Support for Public Policy & Educational Projects
The BIWFC seeks public policy research projects that advance the knowledge, acceptance and implementation of wildlife fertility control as a method of wildlife management throughout the world. The BIWFC goal is to support projects that will help the public and policy makers understand and evaluate existing policies on wildlife fertility control. Potential projects include: seminars, documentaries, and human dimension studies. More information can be found online .
Pathways Africa, February 16-19, 2020
The BIWFC will sponsor a symposium on elephant immunocontraception at Pathways Africa 2020: Human Dimensions of Wildlife Conference and Training  in Limuru, Kenya.   The conference and training program is designed to address the myriad of issues that arise as people and wildlife struggle to coexist in a sustainable and healthy manner. Its mission is to increase professionalism and effectiveness in the Human Dimensions of Wildlife Management field.
International Conference on Human-Wildlife Conflict and Coexistence, April 1-3, 2020
The BIWFC plans to attend the International Conference on Human-Wildlife Conflict and Coexistence held in Oxford, UK. This conference aims to be a interdisciplinary networking event allowing particpants to collaborate and better understand the different perspectives of human-wildlife conflicts.
Black Bear Management in Florida
The Florida Fish and Wildlife Conservation Committee released their Black Bear Management Plan draft to the public for comment. The draft summarizes different management techniques, including fertility control. More information on the document can be found here .

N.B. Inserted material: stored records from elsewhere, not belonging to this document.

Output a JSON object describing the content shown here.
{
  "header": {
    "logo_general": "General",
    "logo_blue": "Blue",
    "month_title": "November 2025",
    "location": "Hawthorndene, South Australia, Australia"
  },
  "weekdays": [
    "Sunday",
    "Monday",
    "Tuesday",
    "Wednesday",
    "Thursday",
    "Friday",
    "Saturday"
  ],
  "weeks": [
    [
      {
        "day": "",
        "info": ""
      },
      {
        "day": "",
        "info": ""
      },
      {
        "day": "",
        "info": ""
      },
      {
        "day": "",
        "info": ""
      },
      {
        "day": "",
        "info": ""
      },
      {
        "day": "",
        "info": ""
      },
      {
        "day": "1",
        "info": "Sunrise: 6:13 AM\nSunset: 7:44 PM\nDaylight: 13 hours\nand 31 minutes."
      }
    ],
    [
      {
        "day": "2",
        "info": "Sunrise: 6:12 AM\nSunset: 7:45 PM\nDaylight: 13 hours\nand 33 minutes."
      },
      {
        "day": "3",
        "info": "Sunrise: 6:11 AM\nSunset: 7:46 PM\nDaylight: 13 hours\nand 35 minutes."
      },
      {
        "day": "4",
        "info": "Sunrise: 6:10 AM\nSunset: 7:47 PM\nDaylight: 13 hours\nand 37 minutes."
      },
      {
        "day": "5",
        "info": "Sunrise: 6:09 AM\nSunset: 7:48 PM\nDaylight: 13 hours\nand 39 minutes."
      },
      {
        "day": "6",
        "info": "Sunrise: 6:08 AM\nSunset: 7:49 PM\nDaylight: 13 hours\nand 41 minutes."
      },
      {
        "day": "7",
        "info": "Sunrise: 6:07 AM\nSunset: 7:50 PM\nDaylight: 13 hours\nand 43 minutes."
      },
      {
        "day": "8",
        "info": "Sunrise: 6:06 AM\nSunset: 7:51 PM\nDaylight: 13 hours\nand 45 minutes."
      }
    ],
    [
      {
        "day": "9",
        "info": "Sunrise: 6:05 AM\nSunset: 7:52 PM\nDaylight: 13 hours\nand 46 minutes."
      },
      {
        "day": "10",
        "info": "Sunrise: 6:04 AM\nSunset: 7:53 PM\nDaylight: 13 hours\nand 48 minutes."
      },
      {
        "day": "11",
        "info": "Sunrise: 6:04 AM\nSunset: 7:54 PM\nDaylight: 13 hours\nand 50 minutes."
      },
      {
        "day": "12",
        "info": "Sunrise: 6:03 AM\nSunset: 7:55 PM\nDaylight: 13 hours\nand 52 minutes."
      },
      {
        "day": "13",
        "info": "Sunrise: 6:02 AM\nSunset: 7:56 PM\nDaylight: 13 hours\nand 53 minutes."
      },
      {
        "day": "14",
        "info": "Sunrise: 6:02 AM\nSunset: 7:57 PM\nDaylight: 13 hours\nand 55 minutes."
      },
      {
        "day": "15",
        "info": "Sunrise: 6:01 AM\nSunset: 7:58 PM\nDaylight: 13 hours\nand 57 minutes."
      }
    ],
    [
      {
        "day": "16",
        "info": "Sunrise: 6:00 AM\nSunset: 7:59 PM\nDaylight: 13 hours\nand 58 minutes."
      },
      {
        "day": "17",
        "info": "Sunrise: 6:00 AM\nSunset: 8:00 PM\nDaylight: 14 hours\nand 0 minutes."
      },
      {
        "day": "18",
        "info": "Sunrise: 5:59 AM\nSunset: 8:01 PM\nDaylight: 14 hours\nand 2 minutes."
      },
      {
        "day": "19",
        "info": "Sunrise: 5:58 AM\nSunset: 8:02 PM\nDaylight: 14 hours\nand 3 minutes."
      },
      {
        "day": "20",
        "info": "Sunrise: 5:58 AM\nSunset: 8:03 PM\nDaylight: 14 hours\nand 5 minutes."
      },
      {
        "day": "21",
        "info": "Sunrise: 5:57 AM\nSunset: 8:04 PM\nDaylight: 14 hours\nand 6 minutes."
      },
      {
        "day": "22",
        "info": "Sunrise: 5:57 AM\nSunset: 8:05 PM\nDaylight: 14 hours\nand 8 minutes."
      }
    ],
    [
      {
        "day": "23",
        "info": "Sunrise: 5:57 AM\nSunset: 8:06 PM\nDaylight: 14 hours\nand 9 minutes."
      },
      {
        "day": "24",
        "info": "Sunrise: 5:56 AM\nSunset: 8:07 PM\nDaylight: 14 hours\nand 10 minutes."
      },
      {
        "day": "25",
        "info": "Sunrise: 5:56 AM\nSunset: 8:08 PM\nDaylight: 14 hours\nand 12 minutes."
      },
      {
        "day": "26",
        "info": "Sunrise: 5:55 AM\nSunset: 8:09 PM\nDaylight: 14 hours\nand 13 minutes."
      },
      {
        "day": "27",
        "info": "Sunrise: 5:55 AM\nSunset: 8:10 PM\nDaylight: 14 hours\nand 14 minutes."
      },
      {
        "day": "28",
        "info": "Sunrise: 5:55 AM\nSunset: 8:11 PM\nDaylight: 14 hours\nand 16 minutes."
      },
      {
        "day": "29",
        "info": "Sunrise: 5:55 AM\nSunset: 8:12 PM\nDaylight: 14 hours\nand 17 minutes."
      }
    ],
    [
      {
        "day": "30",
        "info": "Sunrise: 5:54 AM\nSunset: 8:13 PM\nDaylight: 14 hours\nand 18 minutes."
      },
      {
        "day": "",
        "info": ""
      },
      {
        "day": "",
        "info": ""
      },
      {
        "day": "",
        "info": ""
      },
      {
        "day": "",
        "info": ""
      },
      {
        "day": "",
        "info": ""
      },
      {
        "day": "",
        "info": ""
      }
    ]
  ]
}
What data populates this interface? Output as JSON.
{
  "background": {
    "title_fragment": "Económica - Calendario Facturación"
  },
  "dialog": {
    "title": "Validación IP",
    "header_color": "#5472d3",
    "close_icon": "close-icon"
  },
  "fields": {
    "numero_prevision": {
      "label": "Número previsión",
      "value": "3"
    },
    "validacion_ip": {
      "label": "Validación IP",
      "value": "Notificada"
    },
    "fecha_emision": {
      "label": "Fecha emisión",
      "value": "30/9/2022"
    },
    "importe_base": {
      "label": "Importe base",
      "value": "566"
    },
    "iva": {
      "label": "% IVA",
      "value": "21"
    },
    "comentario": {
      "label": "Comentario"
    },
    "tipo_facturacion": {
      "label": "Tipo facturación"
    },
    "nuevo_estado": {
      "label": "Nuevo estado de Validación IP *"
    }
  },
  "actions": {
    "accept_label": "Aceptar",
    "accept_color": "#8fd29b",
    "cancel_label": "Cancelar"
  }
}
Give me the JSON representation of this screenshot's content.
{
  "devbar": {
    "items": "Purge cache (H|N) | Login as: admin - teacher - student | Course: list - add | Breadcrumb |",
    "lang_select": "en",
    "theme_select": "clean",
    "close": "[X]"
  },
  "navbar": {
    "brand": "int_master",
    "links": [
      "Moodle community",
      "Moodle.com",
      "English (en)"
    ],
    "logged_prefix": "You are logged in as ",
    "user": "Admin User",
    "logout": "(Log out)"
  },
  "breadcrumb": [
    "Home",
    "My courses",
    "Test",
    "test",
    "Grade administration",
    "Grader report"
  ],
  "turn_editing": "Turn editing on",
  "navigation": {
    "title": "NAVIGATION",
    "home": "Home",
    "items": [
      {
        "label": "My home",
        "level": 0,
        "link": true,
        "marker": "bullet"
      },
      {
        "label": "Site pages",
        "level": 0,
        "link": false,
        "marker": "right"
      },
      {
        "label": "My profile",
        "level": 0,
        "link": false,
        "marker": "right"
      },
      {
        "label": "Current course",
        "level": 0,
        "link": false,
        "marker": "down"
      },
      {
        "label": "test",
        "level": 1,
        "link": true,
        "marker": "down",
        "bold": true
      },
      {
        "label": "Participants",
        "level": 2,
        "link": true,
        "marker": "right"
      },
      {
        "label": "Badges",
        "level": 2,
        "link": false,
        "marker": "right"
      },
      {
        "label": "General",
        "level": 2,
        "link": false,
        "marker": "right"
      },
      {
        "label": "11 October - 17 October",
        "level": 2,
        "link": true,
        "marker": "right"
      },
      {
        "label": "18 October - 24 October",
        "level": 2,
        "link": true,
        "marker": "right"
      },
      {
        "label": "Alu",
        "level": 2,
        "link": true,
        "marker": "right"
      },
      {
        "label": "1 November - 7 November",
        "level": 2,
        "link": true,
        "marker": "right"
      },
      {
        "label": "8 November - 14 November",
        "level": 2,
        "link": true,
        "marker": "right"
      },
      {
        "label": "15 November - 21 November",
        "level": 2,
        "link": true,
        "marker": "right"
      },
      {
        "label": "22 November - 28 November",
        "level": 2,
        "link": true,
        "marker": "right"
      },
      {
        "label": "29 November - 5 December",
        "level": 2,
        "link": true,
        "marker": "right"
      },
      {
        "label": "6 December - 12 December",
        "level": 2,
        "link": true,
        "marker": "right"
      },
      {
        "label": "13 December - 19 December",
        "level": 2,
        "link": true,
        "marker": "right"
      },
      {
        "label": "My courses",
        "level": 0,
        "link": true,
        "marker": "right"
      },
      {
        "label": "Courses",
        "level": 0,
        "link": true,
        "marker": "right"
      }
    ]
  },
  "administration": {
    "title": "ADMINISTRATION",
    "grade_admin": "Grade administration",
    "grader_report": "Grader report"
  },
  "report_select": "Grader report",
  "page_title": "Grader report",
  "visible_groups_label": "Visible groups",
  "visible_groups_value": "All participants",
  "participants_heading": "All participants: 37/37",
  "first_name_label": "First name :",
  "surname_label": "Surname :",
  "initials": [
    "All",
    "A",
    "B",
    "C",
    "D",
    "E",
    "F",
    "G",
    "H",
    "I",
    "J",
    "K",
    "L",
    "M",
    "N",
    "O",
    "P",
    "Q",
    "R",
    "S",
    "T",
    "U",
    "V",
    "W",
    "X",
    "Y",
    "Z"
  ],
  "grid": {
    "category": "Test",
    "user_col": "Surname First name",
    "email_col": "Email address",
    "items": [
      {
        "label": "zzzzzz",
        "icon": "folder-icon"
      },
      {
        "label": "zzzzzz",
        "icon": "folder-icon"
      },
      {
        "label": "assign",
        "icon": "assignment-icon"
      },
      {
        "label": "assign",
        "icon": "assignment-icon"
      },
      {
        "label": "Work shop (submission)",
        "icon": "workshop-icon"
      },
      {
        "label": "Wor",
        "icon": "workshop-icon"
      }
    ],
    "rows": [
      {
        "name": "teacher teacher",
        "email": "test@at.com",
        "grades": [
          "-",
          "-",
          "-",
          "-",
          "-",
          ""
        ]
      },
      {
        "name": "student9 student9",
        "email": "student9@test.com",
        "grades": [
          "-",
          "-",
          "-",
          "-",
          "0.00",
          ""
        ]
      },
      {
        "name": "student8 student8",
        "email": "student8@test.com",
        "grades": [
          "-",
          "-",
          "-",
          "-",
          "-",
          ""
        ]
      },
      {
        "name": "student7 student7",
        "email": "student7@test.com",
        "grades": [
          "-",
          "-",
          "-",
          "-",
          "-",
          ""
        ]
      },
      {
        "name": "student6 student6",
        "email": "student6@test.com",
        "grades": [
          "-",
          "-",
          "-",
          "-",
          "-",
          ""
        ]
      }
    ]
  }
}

GonaCon for Prairie Dogs
Prairie dogs are a keystone species but can also cause conflicts with ranchers and commercial development. According to the Wyoming Public Media , researchers are studying the effects of GonaCon on the prairie dog populations. This project was funded in part by the BIWFC.
Fertility Control in Theodore Roosevelt National Park
No Births in Assateague Wild Horse Population
The Inforum reported that park rangers plan to continue a birth control program in the Theodore Roosevelt National Park in North Dakota. They plan to vaccinate mares that have been previously vaccinated but have since returned to fertilty. The goal is to reduce the need for future round-ups.
According to 47abc , the National Park Service concluded it's September 2019 population census confirming no births and one death among the horses on Assateague Island National Seashore. Population counts are done six times a year to monitor the population dynamics in support of the ongoing fertility control program.
Ongoing Urban Deer Contraception in Canada
Researchers in Oak Bay aim to see if immunocontraceptives could control deer populations. The British Columbia government is also distributing $100,000 for urban deer management programs, though the money must be matched locally. Read more about how this project could help shape strategies for managing urban wildlife across Canada.
Click here to view more articles
Stephanie Boyles Griffin - Science and Policy Director
Monique Principi - Managing Director
Rachel Soroka - Program Assistant
Rosalie Lombardo - Communications Officer
Elizabeth Leitzell - Digital Media Specialist
Carolyn Rauch - Senior Meeting Specialist
For more information, please visit our website